◆ Data shown ◆
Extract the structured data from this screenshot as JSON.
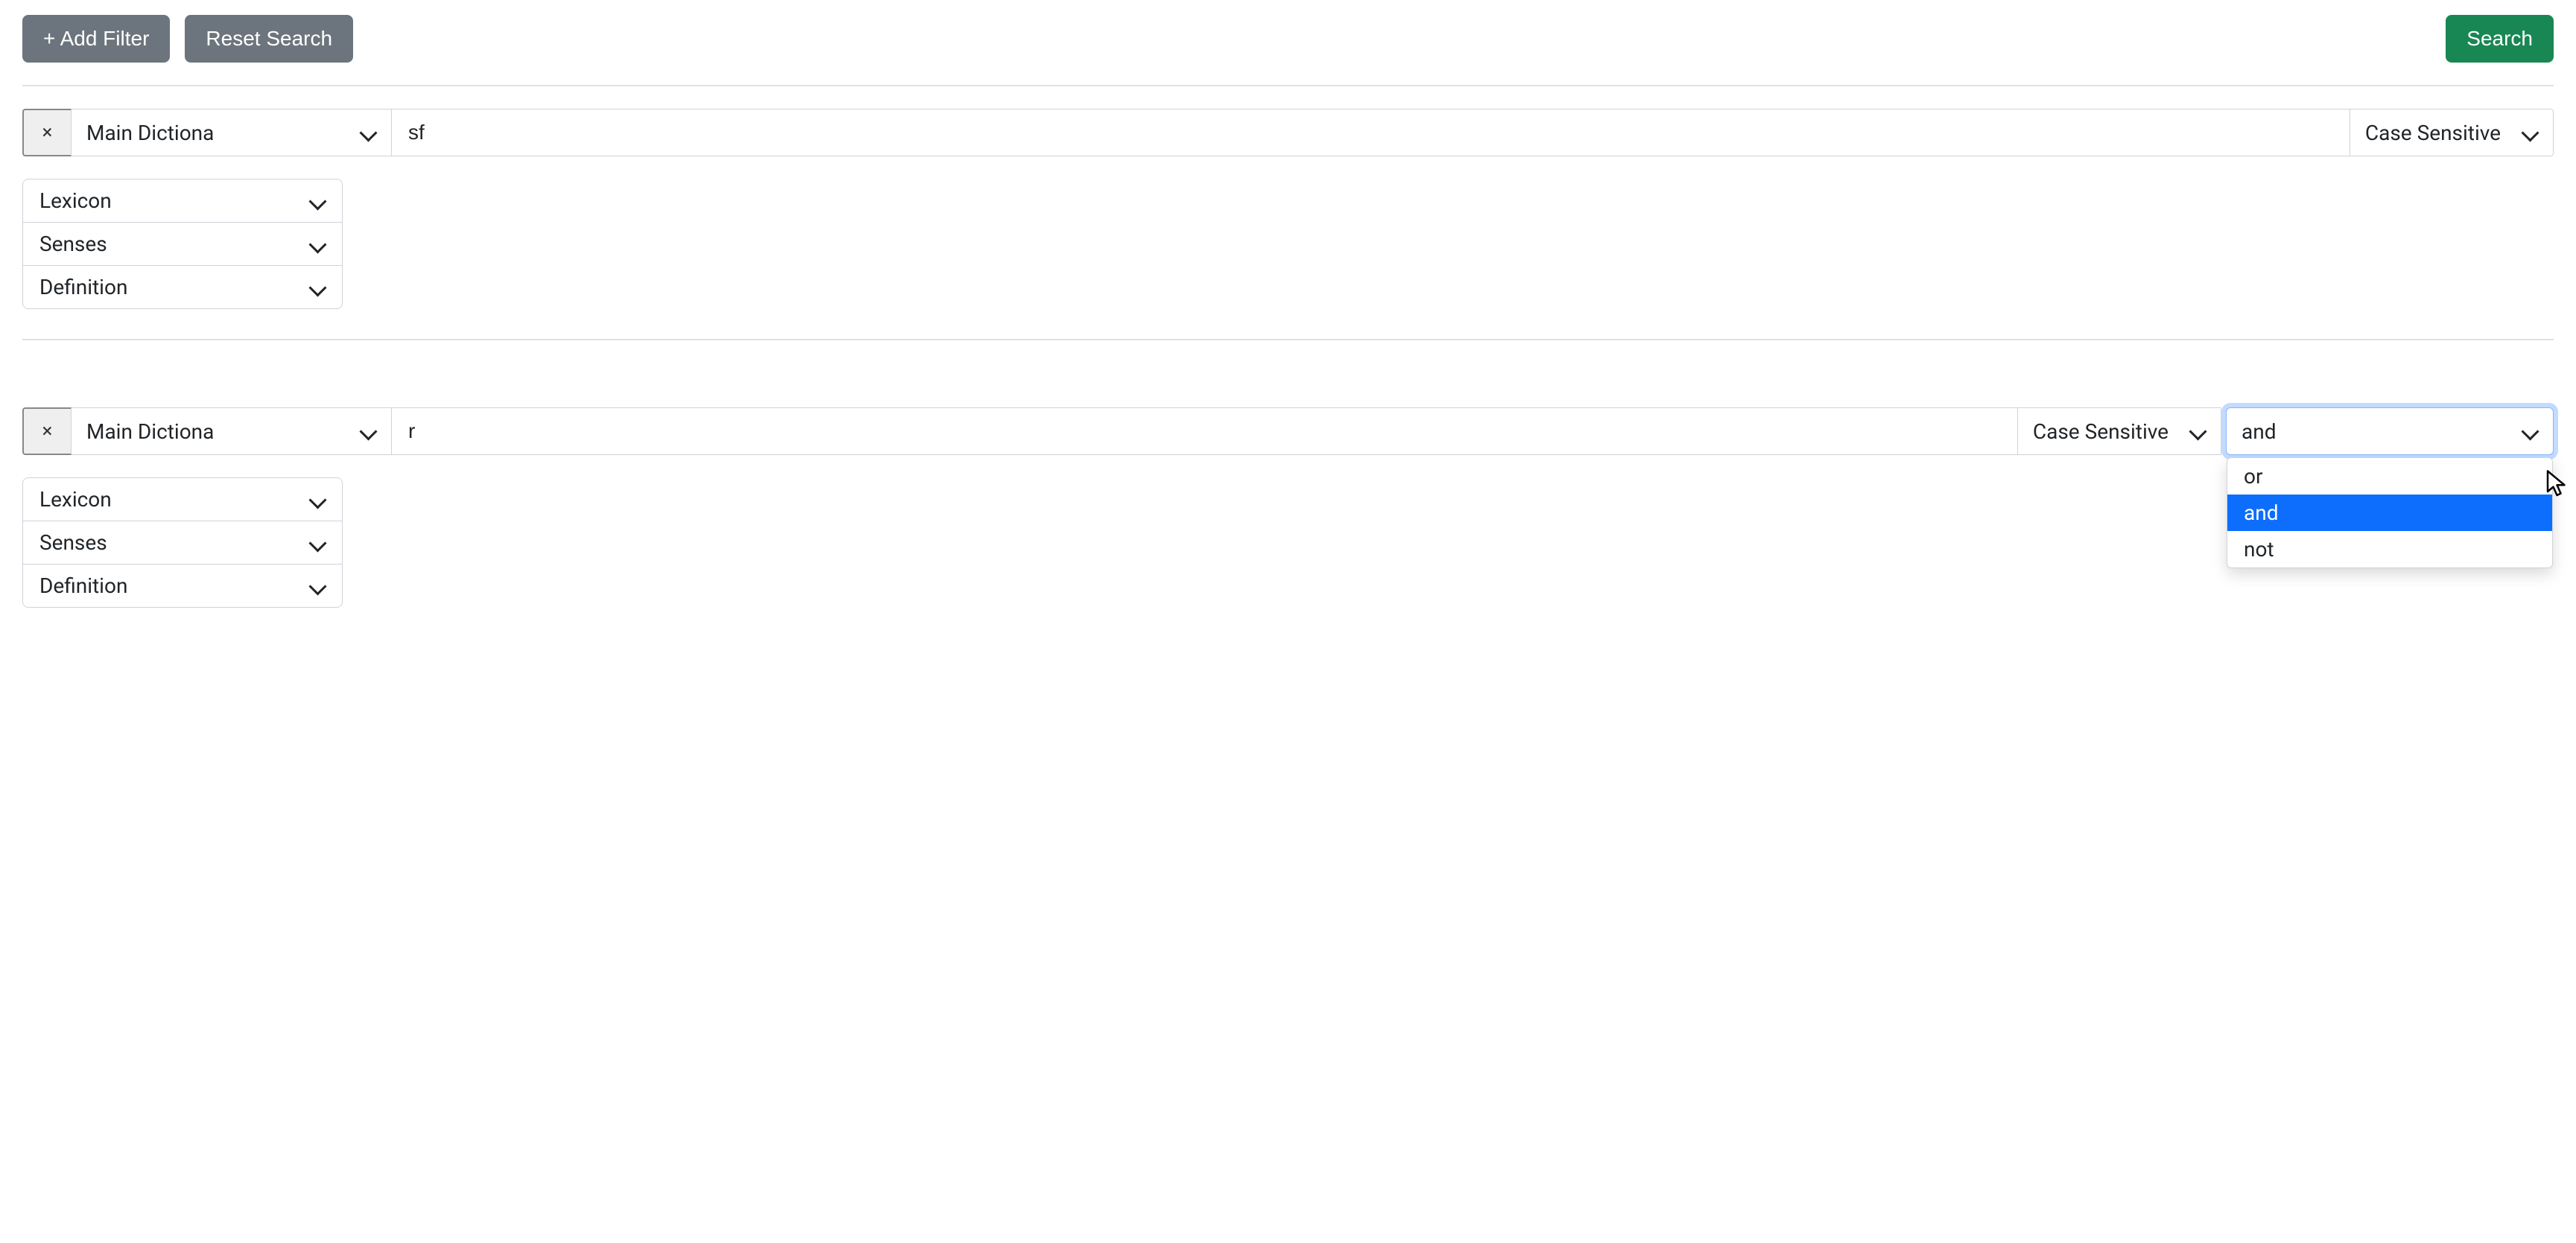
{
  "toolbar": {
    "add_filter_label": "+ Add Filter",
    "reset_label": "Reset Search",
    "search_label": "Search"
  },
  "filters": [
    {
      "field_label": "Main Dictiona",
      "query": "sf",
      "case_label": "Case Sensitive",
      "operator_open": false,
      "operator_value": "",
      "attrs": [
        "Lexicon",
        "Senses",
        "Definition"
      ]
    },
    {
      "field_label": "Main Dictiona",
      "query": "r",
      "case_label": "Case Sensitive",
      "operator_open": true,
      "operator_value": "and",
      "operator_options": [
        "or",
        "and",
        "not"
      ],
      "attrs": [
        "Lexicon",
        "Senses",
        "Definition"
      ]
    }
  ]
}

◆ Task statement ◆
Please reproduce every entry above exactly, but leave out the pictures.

◆ Solution to the exercise ◆
Extract the structured data from this screenshot as JSON.
{
  "toolbar": {
    "add_filter_label": "+ Add Filter",
    "reset_label": "Reset Search",
    "search_label": "Search"
  },
  "filters": [
    {
      "field_label": "Main Dictiona",
      "query": "sf",
      "case_label": "Case Sensitive",
      "operator_open": false,
      "operator_value": "",
      "attrs": [
        "Lexicon",
        "Senses",
        "Definition"
      ]
    },
    {
      "field_label": "Main Dictiona",
      "query": "r",
      "case_label": "Case Sensitive",
      "operator_open": true,
      "operator_value": "and",
      "operator_options": [
        "or",
        "and",
        "not"
      ],
      "attrs": [
        "Lexicon",
        "Senses",
        "Definition"
      ]
    }
  ]
}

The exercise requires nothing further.